The loan has been received cautiously by many Venezuelans. The President of the National Electric Corporation responded negatively in the press on Oct 21 to pressure from the government to raise consumption prices. In response, on Oct 23, Chávez announced a new President of the Federation, a crony of his and (in his own words) "a member of the working class". This was important apparently, since according to Chávez, the problems with the electricity sector are "not only technical, but [also] political". Presumably his class background and political consciousness will therefore make him more receptive to the idea of rate increments. More importantly, Fetraelec - the main electricity workers' union - have stated that the biggest obstacle facing the national electricity supply is in fact one of inefficiency due to, once again, a lack of maintenance.
In response to the water crisis, some barrios have held rolling demonstrations, blockading motorways and the city’s arterial routes, calling for the damaging row between Hidrocapital and IMAS to end. Thus far though, only a handful of barrios have managed to organise for struggle, with many others – such as the one your intrepid reporter currently calls home – are paralysed by the reverberations of federal politics on a micro level in Venezuela. The constant grandstanding of Chávez and his opponents in Parliament over the best way to improve the quality of life for Venezuela’s poorest has fractured the fabric of everyday politics, pushing this particular rancho to the point of dysfunction.
On a finishing note, I’ll add an anecdotal example: when I moved in, I asked my flatmate where to put the rubbish. “There’s a spot down the road where we all throw our rubbish, near where the Jeeps stop,” she told me. And sure enough she was right. A few yards down the hill, a frankly bewildering and pungent pile of rubbish had congregated, with bags stacked high and cardboard boxes with pictures of TVs blocking a ditch, while the general filth had started to snake its way into the dusty road. It had become a gathering point for the local vermin and rabid guard dogs patrolled its swelling perimeters.
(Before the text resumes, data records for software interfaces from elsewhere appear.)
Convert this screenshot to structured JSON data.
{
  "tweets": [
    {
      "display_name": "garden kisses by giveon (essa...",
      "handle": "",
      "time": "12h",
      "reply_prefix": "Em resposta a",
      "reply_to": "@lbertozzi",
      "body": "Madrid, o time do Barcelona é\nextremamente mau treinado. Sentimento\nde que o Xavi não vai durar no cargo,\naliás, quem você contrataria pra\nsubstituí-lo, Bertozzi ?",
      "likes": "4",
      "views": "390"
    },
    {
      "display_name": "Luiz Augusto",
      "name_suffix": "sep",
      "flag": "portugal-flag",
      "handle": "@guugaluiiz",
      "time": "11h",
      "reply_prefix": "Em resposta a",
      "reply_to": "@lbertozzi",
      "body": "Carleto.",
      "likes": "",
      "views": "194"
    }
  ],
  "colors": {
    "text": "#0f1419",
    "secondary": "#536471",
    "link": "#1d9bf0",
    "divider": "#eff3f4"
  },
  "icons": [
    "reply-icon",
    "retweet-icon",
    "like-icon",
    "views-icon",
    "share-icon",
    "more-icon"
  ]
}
“But how come noone collects the rubbish?” I asked.
“Well the residents’ association here split in two – with much acrimony - between the chavistas and the antichavistas. The two cliques can’t even be in the same room together so it’s inconceivable that they meet to organise rubbish collection. There was talk of circulating a petition, but in the meantime, we’re using that spot down the hill.”
UPDATE (04/11/09): Amongst much confusion and misinformation, Hidrocapital finally announced its water rationing programme. Caraqueños will have to endure two days a week without running water, "until May next year at least", the water company says (so much longer then). My municipio is pencilled for no water on Fridays and Saturdays, however since the programme's implementation on Monday, we've already gone 24 hours without.
Hot on the heels of water rationing, we have also been promised electricity rationing. The low rainfall has affected the efficiency of the hydroelectric plant upon which Caracas is largely dependant for its power. The antichavista right seized upon the recent spate of blackouts as a means of mobilising its supporters to demonstrate outside the Corpoelec - the national electricity commission, concluding with a self-congratulatory rally in which one leader accused the government of not "being dedicated to the people's needs" (unlike the business cabal on the right then?).